The number of detainees has more than doubled since the end of February, to nearly 27,000 as of 22 July, according to the most recent data from US Immigration and Customs Enforcement (Ice), the federal agency.
That’s above the roughly 22,000 detained last July under Donald Trump, though it’s nowhere close to the record in August 2019, when the number of detainees exceeded 55,000, Ice data shows.
The rising detentions is a sore point for Joe Biden’s pro-immigration allies, who hoped he would reverse his predecessor’s hardline approach. Biden campaigned on ending “prolonged” detention and use of private prisons for immigration detention, which house the majority of those in Ice custody.
“We’re at this really strange moment with him,” said Silky Shah, executive director of Detention Watch Network, which advocates for ending immigration detention outright.
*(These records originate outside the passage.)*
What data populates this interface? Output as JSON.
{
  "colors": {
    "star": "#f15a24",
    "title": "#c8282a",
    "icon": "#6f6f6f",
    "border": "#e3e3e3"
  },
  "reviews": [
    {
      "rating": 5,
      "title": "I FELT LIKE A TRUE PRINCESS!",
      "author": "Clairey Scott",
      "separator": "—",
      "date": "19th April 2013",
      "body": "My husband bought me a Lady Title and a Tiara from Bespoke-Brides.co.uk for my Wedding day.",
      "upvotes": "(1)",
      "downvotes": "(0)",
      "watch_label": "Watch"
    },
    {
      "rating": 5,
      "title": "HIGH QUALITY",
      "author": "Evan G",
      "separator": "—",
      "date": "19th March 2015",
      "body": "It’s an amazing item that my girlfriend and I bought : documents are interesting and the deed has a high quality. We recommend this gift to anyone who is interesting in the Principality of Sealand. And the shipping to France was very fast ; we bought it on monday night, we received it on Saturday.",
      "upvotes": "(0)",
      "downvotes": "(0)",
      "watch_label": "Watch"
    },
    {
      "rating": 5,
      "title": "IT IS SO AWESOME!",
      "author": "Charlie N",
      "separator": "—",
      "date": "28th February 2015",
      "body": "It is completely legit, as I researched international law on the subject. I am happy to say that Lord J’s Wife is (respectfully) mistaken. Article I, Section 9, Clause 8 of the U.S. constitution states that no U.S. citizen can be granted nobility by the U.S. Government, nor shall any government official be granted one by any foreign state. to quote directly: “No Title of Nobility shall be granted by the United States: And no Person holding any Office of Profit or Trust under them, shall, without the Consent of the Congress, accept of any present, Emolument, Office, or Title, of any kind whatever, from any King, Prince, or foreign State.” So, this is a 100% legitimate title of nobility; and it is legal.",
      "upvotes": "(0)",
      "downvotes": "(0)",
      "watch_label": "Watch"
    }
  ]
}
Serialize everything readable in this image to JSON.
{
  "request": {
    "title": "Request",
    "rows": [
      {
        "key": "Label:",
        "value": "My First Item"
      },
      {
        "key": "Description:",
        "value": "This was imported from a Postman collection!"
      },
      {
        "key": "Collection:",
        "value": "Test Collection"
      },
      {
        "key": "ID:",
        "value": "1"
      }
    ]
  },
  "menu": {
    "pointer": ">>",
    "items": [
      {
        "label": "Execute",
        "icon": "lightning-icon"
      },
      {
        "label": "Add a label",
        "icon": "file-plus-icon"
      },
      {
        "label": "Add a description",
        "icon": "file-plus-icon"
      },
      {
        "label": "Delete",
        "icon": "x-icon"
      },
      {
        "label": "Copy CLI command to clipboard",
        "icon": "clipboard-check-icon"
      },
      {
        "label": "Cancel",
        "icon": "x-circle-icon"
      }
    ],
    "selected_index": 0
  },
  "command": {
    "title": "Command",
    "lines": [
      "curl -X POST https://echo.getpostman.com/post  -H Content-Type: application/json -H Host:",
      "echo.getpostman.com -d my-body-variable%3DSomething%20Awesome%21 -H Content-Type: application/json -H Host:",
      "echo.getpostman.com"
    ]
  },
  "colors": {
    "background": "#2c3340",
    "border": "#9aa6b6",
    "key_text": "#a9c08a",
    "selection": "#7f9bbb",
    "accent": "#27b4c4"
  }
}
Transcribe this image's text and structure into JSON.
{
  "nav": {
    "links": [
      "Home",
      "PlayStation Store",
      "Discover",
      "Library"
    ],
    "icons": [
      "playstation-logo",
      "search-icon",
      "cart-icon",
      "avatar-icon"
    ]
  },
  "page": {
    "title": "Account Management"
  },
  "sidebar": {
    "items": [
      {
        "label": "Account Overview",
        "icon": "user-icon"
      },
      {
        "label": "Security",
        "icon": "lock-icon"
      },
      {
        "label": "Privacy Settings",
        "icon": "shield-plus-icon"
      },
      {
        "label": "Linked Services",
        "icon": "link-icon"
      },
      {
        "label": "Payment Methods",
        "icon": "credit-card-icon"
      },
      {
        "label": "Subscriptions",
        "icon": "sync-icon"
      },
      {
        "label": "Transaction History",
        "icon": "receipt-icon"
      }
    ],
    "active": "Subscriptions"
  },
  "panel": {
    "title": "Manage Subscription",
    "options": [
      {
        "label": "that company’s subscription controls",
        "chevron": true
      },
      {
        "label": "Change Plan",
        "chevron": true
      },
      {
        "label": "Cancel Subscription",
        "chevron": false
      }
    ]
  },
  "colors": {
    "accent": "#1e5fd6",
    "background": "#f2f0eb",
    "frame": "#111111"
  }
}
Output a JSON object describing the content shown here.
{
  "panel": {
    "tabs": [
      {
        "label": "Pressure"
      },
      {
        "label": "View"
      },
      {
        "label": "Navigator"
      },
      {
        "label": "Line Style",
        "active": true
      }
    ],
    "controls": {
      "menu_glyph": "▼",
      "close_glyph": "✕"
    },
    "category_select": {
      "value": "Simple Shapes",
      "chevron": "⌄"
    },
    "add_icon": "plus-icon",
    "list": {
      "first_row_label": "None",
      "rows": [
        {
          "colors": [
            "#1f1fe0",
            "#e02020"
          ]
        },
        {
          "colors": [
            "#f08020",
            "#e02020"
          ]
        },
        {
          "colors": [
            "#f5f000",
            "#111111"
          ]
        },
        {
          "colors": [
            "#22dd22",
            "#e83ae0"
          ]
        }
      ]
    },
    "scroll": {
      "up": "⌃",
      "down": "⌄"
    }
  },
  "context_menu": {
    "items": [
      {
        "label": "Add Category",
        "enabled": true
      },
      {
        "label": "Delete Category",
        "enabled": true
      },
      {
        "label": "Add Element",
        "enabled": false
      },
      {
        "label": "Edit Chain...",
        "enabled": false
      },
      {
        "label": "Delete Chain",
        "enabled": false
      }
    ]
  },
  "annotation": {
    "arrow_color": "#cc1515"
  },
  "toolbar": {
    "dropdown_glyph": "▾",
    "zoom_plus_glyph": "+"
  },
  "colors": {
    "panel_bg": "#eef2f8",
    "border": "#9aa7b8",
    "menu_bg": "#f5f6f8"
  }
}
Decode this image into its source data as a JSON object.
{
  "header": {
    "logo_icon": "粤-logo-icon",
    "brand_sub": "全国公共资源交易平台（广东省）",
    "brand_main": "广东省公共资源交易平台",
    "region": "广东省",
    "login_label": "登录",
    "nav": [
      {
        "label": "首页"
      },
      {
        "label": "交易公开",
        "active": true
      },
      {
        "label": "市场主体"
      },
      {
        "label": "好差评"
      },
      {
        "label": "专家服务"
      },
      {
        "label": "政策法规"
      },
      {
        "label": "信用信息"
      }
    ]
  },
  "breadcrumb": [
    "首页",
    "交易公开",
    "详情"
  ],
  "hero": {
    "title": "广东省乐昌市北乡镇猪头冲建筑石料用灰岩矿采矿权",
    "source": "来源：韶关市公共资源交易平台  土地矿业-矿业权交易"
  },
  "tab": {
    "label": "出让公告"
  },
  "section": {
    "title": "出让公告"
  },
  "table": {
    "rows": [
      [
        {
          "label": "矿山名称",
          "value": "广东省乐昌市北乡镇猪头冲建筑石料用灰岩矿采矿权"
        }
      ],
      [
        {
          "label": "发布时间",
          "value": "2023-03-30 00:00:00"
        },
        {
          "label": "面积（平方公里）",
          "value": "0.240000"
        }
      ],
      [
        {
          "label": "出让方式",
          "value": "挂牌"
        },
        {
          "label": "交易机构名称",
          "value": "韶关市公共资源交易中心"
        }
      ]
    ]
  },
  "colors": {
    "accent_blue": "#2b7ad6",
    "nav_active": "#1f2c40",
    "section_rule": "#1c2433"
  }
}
“There’s still time to turn things around, but his policies so far haven’t matched his campaign rhetoric.”
In May, the Biden administration terminated contracts with two controversial Ice detention centers – one in Georgia and another in Massachusetts – receiving praise from advocates who hoped it would be the start of a broader rollback.